The Supreme Court of the United States is the court of last resort in the United States. Many cases that the Court reviews concern the U.S. Constitution, and the Court's decisions have far-reaching implications for the citizenry and the history of the United States. This guide is designed to give some background information and suggest resources for further research on the history of the Court, the Justices of the Court, and the Court's practice and decisions.
Article III, § 1 of the U.S. Constitution provides that "[t]he judicial Power of the United States, shall be vested in one supreme Court, and in such inferior Courts as the Congress may from time to time ordain and establish." In accordance with this constitutional provision, the Supreme Court of the United States was created under the Judiciary Act of 1789, ch. 20, 1 Stat. 73 with six Justices. The Court first assembled on February 1, 1790 in New York City, which was then the nation's Capital. The first cases, however, did not reach the Supreme Court until its second year. The earliest sessions were devoted to organizational proceedings. The Court expanded to nine members in 1869 (Judiciary Act of 1869, ch. 22, 16 Stat. 44).
Article III, § 2 provides the Supreme Court with its judicial power.
The judicial Power shall extend to all Cases, in Law and Equity, arising under this Constitution, the Laws of the United States, and Treaties made, or which shall be made, under their authority; - to all Cases affecting Ambassadors, other public Ministers and Consuls; - to all Cases of admiralty and maritime Jurisdiction; - to Controversies to which the United States shall be a Party; - to Controversies between two or more states; - between a State and Citizens of another State; - between Citizens of different States; - between citizens of the same State claiming Lands under Grants of different States, and between a State, or the Citizens thereof, and foreign States, Citizens or Subjects.
In all Cases affecting Ambassadors, other public ministers and Consuls, and those in which a State shall be Party, the supreme Court shall have original Jurisdiction. In all other Cases before mentioned, the supreme Court shall have appellate Jurisdiction, both as to Law and Fact, with such Exceptions, and under such Regulations as the Congress shall make.
28 U.S.C. § 1251 et seq. and other special statutes confer jurisdiction on the Supreme Court.
For more information about the history of the court, you could check the following sites:

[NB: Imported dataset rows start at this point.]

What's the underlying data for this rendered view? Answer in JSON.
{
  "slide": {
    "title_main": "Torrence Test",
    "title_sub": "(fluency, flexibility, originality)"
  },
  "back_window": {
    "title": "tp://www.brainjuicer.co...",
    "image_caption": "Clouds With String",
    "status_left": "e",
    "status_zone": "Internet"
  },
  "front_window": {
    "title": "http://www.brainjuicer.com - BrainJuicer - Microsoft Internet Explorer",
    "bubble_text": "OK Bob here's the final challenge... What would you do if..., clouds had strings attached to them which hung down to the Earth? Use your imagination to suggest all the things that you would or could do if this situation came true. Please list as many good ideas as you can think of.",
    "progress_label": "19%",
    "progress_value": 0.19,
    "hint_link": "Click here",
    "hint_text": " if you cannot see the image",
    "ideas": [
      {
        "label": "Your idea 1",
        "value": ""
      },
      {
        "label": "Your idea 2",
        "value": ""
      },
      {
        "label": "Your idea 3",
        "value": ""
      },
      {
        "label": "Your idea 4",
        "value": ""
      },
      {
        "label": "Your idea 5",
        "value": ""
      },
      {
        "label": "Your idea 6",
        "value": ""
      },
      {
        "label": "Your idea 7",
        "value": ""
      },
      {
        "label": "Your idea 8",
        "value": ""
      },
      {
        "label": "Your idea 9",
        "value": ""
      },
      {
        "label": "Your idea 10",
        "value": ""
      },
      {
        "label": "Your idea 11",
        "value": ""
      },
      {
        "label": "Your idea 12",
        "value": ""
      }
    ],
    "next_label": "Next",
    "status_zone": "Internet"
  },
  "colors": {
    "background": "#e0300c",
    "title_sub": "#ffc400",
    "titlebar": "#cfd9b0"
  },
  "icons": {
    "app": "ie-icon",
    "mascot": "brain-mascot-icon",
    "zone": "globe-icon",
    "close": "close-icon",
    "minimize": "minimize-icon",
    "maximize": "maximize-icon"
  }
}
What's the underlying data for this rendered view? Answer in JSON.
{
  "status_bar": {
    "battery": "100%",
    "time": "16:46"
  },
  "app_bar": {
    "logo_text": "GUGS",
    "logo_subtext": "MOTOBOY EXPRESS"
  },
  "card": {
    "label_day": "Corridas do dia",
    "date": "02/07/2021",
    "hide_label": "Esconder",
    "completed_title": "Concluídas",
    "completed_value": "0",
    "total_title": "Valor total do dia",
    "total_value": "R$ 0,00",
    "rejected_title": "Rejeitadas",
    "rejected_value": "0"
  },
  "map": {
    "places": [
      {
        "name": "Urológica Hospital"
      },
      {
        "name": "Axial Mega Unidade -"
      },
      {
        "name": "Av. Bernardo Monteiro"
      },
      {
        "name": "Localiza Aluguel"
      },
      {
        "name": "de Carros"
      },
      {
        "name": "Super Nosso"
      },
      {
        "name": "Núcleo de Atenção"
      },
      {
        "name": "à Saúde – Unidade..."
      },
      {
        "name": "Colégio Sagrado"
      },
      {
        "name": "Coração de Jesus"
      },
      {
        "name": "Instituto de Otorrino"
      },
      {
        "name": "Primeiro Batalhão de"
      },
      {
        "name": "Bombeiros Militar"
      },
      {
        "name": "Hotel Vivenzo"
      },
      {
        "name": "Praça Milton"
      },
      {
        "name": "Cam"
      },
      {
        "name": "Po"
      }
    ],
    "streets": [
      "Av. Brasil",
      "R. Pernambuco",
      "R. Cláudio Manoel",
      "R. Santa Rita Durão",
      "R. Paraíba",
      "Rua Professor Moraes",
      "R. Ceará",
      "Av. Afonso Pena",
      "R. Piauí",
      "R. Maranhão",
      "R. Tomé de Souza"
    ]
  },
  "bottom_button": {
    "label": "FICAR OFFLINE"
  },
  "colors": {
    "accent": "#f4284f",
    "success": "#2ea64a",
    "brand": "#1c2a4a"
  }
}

To find additional books on Supreme Court history in the Georgetown Law Library, search GULLiver (the library catalog) by subject for "united states supreme court history".
Links 5/2014 (SG)
Updated 5/2013 (ET)